▶ Problem description
Give the number of lines below that contain the word "title", and nothing else.

▶ Provided entries
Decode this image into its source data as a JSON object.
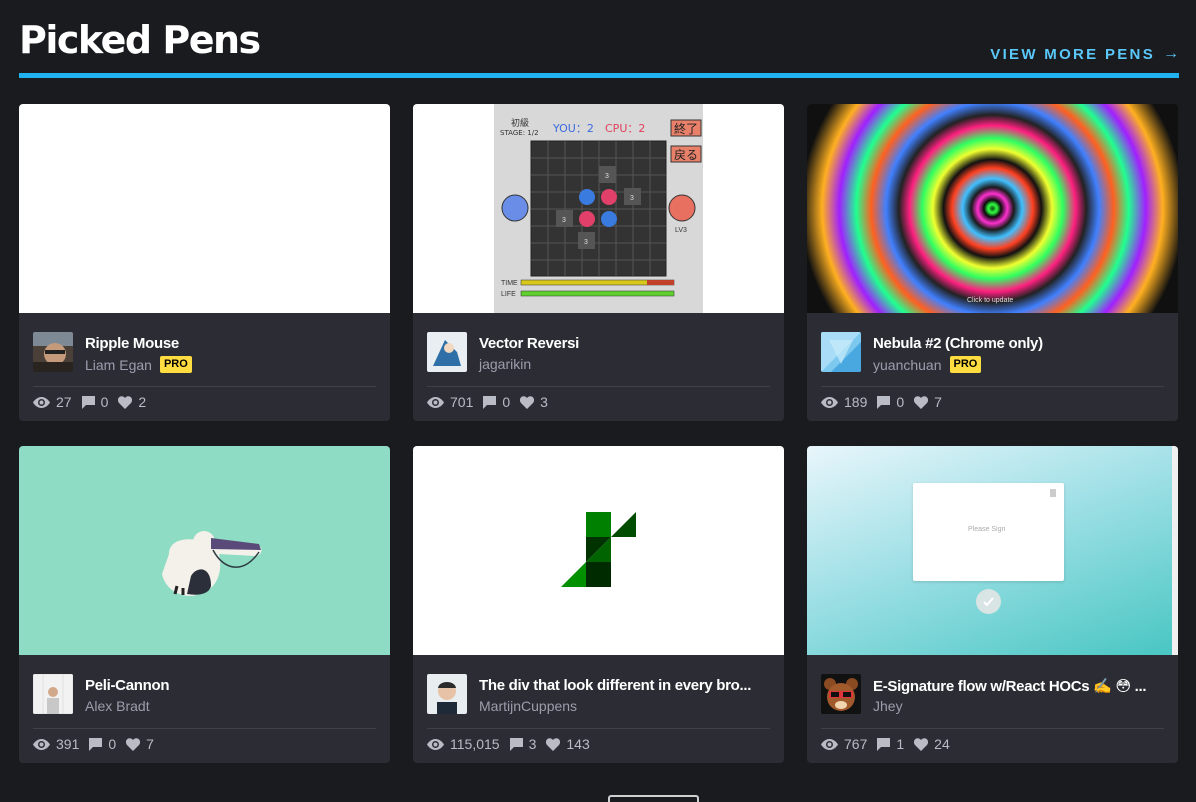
{
  "header": {
    "title": "Picked Pens",
    "view_more": "VIEW MORE PENS",
    "view_more_arrow": "→"
  },
  "cards": [
    {
      "title": "Ripple Mouse",
      "author": "Liam Egan",
      "pro": "PRO",
      "views": "27",
      "comments": "0",
      "hearts": "2"
    },
    {
      "title": "Vector Reversi",
      "author": "jagarikin",
      "views": "701",
      "comments": "0",
      "hearts": "3",
      "game": {
        "level": "初級",
        "stage": "STAGE: 1/2",
        "you": "YOU：2",
        "cpu": "CPU：2",
        "btn_end": "終了",
        "btn_back": "戻る",
        "lv": "LV3",
        "time": "TIME",
        "life": "LIFE",
        "cell_value": "3"
      }
    },
    {
      "title": "Nebula #2 (Chrome only)",
      "author": "yuanchuan",
      "pro": "PRO",
      "views": "189",
      "comments": "0",
      "hearts": "7",
      "hint": "Click to update"
    },
    {
      "title": "Peli-Cannon",
      "author": "Alex Bradt",
      "views": "391",
      "comments": "0",
      "hearts": "7"
    },
    {
      "title": "The div that look different in every bro...",
      "author": "MartijnCuppens",
      "views": "115,015",
      "comments": "3",
      "hearts": "143"
    },
    {
      "title": "E-Signature flow w/React HOCs ✍️ 😳 ...",
      "author": "Jhey",
      "views": "767",
      "comments": "1",
      "hearts": "24",
      "sign_placeholder": "Please Sign"
    }
  ],
  "colors": {
    "accent": "#1fb4f0",
    "pro_badge": "#ffdd40",
    "card_bg": "#2c2d34",
    "page_bg": "#1a1b1f"
  },
  "icons": {
    "views": "eye-icon",
    "comments": "comment-icon",
    "hearts": "heart-icon",
    "arrow": "arrow-right-icon"
  }
}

▶ Task solution
7